Leveraging Digital Solutions to Eliminate Gender Gaps

In regions like sub-Saharan Africa and East Asia, a gender digital divide significantly disadvantages girls. Another upshot of technology platforms like the Learning Passport is that girls can benefit from tailored support in STEM. Digital learning solutions not only provide customized content to overcome gender specific barriers, but the tools themselves can help to more end systematic biases in education.

Greater digital access presents both opportunities and risks. UNICEF has been at the forefront of online child protection. GIGA is using buy-in from heads of state and ministers of education and ICT to bring key stakeholders together and accelerate progress for online child protection. This includes support for newly launched ITU guidelines on how regulators and internet service provides can build child online protection recommendations into existing services.

Call to Action- More Investment Needed to Accelerate Progress

In her role as UNICEF Executive Director, Henrietta Fore makes clear: “Investing in education is the best investment governments can make.” Education is the great equalizer and the best lever out of poverty.

However, to accelerate progress, collective action between all stakeholders is required: the public sector, the private sector and organizations like UNICEF. More catalytic funding is needed and innovative financing models must be taken up.

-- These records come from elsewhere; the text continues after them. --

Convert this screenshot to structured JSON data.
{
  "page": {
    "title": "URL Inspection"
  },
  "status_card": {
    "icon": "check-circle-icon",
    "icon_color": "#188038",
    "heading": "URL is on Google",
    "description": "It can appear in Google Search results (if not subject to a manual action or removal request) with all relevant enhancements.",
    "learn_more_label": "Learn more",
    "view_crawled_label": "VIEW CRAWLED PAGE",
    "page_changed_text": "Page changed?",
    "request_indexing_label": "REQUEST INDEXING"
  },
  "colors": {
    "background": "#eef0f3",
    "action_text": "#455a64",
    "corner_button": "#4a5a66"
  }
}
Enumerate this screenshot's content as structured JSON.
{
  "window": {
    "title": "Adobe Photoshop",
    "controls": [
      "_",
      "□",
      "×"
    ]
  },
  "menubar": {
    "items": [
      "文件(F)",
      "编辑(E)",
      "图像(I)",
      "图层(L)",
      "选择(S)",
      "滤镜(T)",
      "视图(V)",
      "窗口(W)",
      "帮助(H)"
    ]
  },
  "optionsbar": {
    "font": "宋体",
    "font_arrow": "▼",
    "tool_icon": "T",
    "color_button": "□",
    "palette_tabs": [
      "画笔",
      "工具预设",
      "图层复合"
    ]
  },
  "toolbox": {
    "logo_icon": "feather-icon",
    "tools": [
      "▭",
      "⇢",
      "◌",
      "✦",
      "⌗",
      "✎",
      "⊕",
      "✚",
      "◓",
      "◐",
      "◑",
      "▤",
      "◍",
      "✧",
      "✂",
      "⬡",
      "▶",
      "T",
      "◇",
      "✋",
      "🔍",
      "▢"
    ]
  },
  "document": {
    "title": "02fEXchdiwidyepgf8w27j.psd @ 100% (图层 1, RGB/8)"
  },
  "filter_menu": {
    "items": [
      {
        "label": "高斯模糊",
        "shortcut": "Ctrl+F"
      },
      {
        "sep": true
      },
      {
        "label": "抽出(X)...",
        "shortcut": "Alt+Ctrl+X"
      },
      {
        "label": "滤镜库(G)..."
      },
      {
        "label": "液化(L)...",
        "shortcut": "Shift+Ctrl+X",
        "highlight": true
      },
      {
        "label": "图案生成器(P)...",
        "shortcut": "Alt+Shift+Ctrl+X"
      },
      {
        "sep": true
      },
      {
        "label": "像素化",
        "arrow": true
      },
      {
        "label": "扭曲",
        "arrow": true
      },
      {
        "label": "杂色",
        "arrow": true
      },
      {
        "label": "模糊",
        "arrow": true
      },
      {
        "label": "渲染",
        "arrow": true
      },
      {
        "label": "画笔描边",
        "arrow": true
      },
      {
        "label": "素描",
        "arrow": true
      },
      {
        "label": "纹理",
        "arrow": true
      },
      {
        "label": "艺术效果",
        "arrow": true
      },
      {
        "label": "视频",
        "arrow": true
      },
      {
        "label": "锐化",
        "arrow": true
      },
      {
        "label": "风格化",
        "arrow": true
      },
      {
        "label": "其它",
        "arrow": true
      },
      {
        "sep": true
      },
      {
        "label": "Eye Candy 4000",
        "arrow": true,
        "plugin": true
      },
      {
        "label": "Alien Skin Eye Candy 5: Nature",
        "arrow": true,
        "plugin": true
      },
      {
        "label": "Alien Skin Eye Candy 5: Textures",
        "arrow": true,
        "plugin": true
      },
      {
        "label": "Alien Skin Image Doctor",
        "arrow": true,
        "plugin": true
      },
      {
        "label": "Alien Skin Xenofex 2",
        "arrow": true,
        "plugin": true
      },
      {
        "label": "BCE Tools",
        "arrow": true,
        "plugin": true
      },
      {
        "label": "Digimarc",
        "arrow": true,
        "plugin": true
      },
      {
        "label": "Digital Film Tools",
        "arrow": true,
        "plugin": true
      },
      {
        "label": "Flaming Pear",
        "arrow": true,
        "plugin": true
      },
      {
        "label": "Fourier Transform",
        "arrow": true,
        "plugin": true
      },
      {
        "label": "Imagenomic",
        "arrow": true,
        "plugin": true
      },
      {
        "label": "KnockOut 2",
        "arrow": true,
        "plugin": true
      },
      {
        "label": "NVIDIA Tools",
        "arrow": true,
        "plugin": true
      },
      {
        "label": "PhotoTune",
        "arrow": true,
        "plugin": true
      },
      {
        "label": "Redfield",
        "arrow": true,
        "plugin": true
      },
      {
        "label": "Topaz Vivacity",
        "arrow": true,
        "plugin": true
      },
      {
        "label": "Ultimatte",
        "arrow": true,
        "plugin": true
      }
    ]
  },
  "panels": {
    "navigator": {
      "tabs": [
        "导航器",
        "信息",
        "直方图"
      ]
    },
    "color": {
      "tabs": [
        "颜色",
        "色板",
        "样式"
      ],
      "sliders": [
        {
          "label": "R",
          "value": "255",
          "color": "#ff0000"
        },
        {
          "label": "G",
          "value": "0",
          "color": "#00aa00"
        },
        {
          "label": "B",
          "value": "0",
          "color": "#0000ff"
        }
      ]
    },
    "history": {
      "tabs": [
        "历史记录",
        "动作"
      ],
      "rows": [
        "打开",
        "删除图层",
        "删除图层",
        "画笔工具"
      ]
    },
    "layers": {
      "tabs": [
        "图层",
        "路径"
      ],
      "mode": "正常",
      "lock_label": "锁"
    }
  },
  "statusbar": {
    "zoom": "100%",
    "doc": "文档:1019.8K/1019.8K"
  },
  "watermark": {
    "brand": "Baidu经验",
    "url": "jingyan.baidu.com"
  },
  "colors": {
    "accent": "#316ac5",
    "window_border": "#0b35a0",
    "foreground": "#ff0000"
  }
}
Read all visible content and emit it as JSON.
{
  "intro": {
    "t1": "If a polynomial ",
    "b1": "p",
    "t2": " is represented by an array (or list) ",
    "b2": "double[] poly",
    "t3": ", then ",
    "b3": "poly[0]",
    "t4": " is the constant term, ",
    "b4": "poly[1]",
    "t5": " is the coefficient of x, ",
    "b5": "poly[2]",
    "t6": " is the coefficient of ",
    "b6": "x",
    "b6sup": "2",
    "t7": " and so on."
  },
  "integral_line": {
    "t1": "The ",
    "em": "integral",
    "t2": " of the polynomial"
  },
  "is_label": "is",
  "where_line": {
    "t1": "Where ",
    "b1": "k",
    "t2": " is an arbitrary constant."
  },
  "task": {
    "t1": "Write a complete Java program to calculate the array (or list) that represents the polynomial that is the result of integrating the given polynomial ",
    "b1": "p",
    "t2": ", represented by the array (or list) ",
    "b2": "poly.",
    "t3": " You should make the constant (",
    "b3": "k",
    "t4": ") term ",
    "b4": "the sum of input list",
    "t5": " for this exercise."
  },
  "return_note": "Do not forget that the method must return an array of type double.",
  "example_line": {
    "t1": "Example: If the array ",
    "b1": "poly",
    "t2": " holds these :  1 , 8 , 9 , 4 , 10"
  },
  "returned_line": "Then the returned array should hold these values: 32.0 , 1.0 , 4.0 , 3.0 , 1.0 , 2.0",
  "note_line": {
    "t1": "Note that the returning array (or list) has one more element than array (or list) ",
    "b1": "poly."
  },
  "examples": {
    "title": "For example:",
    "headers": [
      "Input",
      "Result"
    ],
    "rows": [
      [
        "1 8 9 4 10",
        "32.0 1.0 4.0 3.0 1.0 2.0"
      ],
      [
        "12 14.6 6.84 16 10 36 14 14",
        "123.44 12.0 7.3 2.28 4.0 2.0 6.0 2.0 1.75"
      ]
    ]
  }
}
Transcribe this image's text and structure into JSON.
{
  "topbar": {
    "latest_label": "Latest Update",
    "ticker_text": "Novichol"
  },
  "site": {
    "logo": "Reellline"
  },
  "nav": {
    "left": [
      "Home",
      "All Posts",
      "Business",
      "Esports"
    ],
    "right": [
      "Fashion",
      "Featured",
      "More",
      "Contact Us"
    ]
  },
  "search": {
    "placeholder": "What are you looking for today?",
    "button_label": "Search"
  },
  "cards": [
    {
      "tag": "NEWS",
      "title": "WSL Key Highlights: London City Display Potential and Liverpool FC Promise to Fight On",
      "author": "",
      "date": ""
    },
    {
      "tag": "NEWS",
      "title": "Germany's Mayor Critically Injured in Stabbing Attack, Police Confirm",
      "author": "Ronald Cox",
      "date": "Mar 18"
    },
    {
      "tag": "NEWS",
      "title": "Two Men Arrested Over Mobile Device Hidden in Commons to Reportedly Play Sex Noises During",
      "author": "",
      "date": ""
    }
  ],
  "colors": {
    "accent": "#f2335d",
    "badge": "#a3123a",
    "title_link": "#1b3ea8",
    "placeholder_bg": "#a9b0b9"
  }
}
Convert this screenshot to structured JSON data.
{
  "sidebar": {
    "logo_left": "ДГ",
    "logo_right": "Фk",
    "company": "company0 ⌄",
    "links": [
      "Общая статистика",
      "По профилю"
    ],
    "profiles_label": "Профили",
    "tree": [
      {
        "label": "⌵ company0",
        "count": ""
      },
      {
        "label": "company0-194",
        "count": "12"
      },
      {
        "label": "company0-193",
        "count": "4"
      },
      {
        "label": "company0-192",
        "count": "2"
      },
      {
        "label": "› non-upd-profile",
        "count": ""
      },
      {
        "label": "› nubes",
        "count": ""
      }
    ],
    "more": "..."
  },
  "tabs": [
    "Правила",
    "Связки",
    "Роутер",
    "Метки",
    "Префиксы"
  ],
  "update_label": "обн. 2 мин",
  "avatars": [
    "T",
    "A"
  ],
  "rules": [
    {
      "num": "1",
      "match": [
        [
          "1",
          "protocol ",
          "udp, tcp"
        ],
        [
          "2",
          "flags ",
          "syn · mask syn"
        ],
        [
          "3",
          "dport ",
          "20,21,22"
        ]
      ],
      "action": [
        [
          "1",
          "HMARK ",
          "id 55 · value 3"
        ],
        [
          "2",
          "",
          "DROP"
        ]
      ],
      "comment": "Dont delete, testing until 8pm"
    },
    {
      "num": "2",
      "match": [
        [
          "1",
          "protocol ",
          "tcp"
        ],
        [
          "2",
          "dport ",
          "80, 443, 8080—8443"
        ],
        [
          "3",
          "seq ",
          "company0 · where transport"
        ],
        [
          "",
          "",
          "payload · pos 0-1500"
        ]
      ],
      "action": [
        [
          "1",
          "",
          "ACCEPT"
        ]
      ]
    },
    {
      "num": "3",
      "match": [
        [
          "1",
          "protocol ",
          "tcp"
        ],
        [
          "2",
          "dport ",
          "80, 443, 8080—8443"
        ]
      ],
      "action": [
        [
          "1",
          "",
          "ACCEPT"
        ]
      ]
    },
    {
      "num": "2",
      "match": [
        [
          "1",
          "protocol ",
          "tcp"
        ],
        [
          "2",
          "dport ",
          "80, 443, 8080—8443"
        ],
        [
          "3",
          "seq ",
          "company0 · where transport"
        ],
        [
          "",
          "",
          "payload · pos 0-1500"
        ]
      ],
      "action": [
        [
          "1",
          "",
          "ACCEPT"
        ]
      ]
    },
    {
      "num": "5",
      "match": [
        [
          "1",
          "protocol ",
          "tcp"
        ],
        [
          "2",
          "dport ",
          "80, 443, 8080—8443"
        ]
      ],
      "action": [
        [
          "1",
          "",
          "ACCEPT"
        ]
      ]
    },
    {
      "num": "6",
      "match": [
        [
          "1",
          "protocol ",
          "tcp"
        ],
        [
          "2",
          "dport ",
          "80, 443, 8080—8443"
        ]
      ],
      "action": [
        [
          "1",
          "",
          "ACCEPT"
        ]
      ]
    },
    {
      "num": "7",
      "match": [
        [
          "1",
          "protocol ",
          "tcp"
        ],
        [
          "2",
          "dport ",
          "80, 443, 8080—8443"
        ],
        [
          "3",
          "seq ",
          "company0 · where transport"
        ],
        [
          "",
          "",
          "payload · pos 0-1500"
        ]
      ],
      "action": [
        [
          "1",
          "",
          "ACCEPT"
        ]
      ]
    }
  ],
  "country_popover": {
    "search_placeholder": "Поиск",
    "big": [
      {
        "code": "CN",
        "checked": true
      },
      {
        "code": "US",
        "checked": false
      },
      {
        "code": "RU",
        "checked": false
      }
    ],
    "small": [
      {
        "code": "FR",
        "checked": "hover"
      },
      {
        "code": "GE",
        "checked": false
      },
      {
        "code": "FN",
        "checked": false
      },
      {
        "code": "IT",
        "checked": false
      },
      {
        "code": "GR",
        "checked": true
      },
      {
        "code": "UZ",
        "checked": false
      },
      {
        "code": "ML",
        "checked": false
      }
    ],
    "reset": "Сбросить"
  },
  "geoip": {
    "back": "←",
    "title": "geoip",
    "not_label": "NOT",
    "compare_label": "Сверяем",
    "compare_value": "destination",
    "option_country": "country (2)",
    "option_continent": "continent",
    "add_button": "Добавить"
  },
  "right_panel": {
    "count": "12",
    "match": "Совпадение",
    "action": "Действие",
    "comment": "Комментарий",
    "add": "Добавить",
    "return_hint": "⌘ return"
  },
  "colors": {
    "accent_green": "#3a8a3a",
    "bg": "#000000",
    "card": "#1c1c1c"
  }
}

Fortunately, investing in education and connectivity is good for business and good for economies. COVID-19 presents an opportunity to reimagine education. Now, to ensure every child is able to learn and reach their full potential, it takes all of us to lean in and achieve something at scale.

Through the Reimagine Education initiative, UNICEF is seizing the moment to modernize the education system through universal digital connectivity and equal access to quality digital learning. Read more here.

Top photo: On 16 August 2020, Sebabatso Nchephe, 18, takes online classes and develops projects on her laptop, at home, a two-room house she shares with her mother and two sisters in Ivory Park, an informal settlement on the outskirts of Johannesburg, South Africa. Sebabatso is a participant in Techno Girl, a UNICEF-supported job shadowing programme for girls from grades 9 to 11. Techno Girl strengthens girls’ learning in technical fields, so that they have the training they need to compete for jobs supported by the digital economy in the public and private sectors. © UNICEF/UNI363429/Schermbrucker